Filter the entries down to the lines containing "true", and copy those lines.
BEGIN PROVIDED RECORDS
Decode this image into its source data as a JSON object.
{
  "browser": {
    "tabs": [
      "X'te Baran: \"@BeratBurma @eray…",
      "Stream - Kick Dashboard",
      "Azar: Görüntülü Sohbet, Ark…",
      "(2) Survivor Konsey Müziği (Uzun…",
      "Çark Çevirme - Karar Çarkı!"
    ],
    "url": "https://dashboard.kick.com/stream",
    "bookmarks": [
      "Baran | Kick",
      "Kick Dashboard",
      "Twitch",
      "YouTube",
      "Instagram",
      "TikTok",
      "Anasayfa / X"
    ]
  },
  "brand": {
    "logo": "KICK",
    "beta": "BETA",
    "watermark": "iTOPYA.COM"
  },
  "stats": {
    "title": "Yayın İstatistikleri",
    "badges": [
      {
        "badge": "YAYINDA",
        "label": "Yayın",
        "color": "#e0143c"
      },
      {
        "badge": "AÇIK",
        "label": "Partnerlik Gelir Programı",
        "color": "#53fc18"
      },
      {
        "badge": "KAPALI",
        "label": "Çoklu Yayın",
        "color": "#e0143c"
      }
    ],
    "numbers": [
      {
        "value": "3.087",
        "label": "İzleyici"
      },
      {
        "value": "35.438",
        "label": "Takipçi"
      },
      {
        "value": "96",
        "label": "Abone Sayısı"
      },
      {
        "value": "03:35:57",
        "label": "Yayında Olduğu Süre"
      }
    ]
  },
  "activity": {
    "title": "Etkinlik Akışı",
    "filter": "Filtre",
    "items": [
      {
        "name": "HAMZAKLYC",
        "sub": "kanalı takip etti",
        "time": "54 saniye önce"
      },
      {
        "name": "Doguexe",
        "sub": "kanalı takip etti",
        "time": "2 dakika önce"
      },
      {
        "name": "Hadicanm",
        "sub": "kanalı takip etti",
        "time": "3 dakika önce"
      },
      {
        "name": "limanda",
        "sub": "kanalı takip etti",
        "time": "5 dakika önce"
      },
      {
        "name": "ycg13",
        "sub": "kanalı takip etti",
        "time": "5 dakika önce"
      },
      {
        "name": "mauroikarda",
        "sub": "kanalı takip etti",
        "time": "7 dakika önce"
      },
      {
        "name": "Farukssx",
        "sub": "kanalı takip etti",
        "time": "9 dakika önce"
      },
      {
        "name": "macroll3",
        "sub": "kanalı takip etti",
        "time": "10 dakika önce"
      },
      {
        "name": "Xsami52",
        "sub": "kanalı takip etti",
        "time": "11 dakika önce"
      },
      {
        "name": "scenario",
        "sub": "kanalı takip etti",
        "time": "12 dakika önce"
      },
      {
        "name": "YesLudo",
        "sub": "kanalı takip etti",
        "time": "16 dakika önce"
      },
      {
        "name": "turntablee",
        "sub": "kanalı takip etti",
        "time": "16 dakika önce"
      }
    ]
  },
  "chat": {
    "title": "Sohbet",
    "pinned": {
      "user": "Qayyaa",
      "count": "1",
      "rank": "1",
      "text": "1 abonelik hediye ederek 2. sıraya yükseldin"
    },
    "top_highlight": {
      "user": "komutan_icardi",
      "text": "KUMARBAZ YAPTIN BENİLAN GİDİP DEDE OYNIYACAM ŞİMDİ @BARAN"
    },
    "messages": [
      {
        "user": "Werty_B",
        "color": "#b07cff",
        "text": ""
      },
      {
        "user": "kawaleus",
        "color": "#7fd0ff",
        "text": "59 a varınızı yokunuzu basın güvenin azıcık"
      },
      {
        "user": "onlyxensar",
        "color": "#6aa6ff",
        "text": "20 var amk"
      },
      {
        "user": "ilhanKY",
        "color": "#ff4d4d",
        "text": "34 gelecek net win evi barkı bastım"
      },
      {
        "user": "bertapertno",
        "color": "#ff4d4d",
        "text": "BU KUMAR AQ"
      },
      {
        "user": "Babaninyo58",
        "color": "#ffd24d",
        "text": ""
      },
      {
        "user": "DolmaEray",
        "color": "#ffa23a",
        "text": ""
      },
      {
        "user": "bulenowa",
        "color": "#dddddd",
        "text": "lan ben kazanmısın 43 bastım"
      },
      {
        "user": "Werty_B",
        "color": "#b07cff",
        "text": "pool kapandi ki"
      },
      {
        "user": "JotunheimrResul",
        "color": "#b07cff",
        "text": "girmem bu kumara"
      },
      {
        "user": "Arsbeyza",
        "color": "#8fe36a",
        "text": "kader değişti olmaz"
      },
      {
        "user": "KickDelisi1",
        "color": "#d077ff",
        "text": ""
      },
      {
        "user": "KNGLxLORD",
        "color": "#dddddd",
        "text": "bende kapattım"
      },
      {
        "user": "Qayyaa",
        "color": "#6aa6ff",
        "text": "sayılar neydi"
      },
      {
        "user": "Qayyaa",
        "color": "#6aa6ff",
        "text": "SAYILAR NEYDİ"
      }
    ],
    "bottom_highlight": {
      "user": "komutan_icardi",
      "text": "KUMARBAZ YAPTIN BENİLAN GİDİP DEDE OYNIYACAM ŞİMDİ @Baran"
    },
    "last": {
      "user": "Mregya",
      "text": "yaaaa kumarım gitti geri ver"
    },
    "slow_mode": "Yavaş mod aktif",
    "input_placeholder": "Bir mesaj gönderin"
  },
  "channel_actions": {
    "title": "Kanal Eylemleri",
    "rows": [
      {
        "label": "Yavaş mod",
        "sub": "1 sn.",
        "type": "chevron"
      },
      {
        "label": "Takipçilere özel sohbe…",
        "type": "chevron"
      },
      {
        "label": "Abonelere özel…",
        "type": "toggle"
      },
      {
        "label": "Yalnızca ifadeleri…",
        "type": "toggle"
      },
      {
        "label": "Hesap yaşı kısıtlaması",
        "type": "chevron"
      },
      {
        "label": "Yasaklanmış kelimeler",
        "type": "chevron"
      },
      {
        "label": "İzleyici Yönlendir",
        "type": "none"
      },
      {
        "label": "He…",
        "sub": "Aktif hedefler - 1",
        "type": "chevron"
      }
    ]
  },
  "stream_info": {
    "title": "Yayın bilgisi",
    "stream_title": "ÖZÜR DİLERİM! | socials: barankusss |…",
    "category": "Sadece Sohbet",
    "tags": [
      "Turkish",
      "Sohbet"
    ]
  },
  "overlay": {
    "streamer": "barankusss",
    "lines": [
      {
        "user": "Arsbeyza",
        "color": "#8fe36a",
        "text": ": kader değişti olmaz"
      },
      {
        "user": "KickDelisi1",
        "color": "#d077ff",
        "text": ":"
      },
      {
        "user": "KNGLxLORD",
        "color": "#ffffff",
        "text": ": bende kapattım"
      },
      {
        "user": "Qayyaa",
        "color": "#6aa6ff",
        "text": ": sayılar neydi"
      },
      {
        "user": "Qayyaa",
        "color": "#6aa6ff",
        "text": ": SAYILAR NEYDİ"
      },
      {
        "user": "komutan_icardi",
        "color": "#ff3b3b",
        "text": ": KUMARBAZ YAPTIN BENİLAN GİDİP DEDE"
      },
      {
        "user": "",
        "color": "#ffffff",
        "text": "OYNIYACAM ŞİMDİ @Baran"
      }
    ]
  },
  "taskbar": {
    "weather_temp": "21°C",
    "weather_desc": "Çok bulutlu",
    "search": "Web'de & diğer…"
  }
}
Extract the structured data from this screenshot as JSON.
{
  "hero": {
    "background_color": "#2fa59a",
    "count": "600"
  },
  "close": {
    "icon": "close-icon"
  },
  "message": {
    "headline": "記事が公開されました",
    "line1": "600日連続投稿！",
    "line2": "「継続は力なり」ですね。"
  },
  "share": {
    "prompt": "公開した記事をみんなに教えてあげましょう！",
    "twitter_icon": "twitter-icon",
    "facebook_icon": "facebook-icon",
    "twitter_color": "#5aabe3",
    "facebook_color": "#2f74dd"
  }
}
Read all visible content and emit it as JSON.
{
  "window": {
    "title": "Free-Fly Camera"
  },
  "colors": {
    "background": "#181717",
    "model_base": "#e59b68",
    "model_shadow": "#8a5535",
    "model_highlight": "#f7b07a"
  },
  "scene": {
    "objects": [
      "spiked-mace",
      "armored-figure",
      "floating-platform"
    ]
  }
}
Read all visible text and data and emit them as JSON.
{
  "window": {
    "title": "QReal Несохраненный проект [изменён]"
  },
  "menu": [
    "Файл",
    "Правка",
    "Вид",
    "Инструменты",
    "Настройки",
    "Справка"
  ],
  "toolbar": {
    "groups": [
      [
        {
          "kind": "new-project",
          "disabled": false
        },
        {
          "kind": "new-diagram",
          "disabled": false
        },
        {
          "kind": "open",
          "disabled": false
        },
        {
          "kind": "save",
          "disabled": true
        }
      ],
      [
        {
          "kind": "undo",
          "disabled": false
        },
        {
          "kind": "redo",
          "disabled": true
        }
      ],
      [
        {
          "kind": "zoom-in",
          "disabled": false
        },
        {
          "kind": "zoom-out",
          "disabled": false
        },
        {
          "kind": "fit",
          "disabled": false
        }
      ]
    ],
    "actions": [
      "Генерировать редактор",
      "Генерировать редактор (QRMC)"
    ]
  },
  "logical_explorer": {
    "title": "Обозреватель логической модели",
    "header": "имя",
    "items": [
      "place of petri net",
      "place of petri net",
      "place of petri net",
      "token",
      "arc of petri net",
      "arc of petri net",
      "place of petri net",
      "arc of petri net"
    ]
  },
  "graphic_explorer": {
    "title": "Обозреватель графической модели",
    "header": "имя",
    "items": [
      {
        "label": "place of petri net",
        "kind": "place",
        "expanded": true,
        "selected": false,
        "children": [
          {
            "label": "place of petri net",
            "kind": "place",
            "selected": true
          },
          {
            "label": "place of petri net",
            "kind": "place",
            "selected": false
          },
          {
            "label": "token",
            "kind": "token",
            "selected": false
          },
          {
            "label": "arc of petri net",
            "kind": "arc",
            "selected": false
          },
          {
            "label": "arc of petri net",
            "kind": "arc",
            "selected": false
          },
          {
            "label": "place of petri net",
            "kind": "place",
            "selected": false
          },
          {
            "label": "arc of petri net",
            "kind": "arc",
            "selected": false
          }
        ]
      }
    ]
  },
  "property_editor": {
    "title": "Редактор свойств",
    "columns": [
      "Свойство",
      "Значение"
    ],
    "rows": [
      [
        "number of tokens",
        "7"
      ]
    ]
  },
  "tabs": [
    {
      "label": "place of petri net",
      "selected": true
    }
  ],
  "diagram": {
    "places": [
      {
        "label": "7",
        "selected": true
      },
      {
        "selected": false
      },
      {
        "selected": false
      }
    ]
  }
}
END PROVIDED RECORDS
COMPLETED TASK:
          "disabled": true
          "disabled": true
        "expanded": true,
            "selected": true
      "selected": true
        "selected": true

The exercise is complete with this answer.